Thursday, March 17, 2011

medieval / renaissance art

In medieval times, the arts were predominantly in the service of religion, as they have been in human societies from the beginning. They were not regarded "aesthetically" as something meaningful and significant in and of themselves, but instead valued only insofar as they revealed the divine. Renaissance artists gradually replaced eschatological with anthropocentric concerns, but during the transition from a God-centered to a man-centered art their works portrayed either a familiar ideal/divine realm or the actual world in which they lived. The artists' "art" consisted of accurately representing that subject matter using craftsmanlike standards of beauty, harmony, and excellence.

- Ellen Dissanayake

1 comment:

  1. This is an unsympathetic oversimplification. The medieval artist wanted to accurately represent the subject, but they didn't consider the material form of the subject to accurately represent the subject. The Renaissance artist, thinking more materialistically, began to think in terms of /structure/: complex, functional systems of many parts.

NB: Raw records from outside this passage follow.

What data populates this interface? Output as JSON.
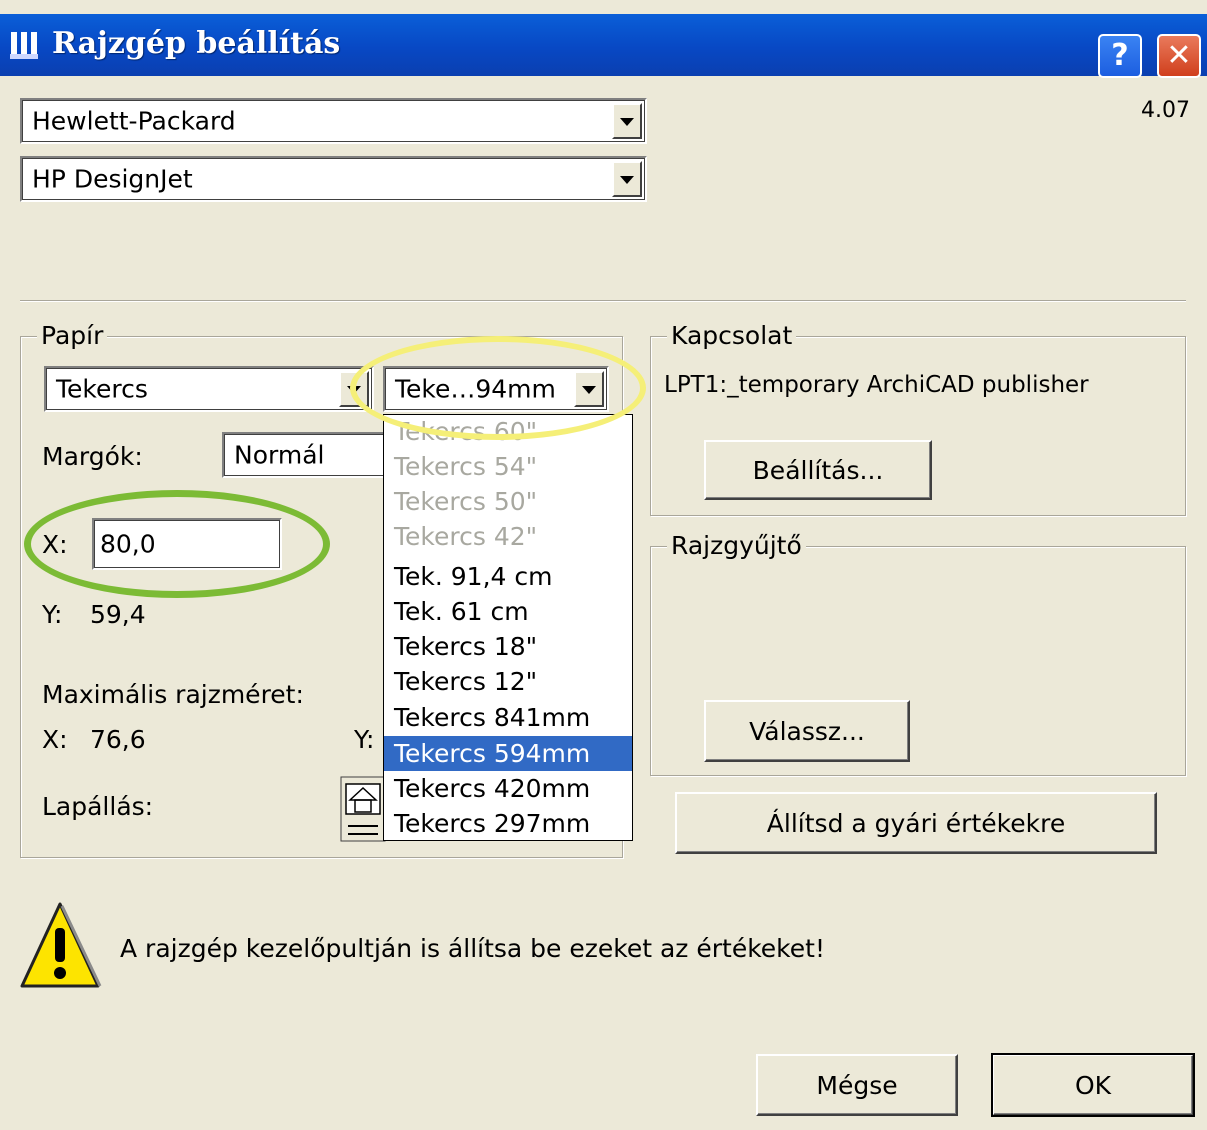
{
  "window": {
    "title": "Rajzgép beállítás",
    "version": "4.07",
    "help_label": "?",
    "close_label": "✕"
  },
  "manufacturer": {
    "selected": "Hewlett-Packard"
  },
  "model": {
    "selected": "HP DesignJet"
  },
  "paper": {
    "group_label": "Papír",
    "type": {
      "selected": "Tekercs"
    },
    "size": {
      "selected": "Teke…94mm",
      "options": [
        {
          "label": "Tekercs 60\"",
          "enabled": false
        },
        {
          "label": "Tekercs 54\"",
          "enabled": false
        },
        {
          "label": "Tekercs 50\"",
          "enabled": false
        },
        {
          "label": "Tekercs 42\"",
          "enabled": false
        },
        {
          "label": "Tek. 91,4 cm",
          "enabled": true
        },
        {
          "label": "Tek. 61 cm",
          "enabled": true
        },
        {
          "label": "Tekercs 18\"",
          "enabled": true
        },
        {
          "label": "Tekercs 12\"",
          "enabled": true
        },
        {
          "label": "Tekercs 841mm",
          "enabled": true
        },
        {
          "label": "Tekercs 594mm",
          "enabled": true,
          "selected": true
        },
        {
          "label": "Tekercs 420mm",
          "enabled": true
        },
        {
          "label": "Tekercs 297mm",
          "enabled": true
        }
      ]
    },
    "margins_label": "Margók:",
    "margins_value": "Normál",
    "x_label": "X:",
    "x_value": "80,0",
    "y_label": "Y:",
    "y_value": "59,4",
    "max_size_label": "Maximális rajzméret:",
    "max_x_label": "X:",
    "max_x_value": "76,6",
    "max_y_label": "Y:",
    "orientation_label": "Lapállás:"
  },
  "connection": {
    "group_label": "Kapcsolat",
    "port": "LPT1:_temporary ArchiCAD publisher",
    "settings_button": "Beállítás..."
  },
  "spooler": {
    "group_label": "Rajzgyűjtő",
    "choose_button": "Válassz..."
  },
  "reset_button": "Állítsd a gyári értékekre",
  "warning": {
    "icon": "warning-icon",
    "text": "A rajzgép kezelőpultján is állítsa be ezeket az értékeket!"
  },
  "buttons": {
    "cancel": "Mégse",
    "ok": "OK"
  },
  "annotations": {
    "yellow": "#f5ef78",
    "green": "#7cbb35"
  },
  "colors": {
    "titlebar": "#0848c4",
    "dialog": "#ece9d8",
    "selection": "#316ac5"
  }
}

This eventually led to composition in painting, though really not until after the Renaissance (during which "composition" was dominated by Pythagorean numerical mysticism, which did nothing to help with artistic value). More importantly, it led to art more as we think of it today, an investigation of complex systems, rather than a flat medieval presentation of an imaginary eternal essence.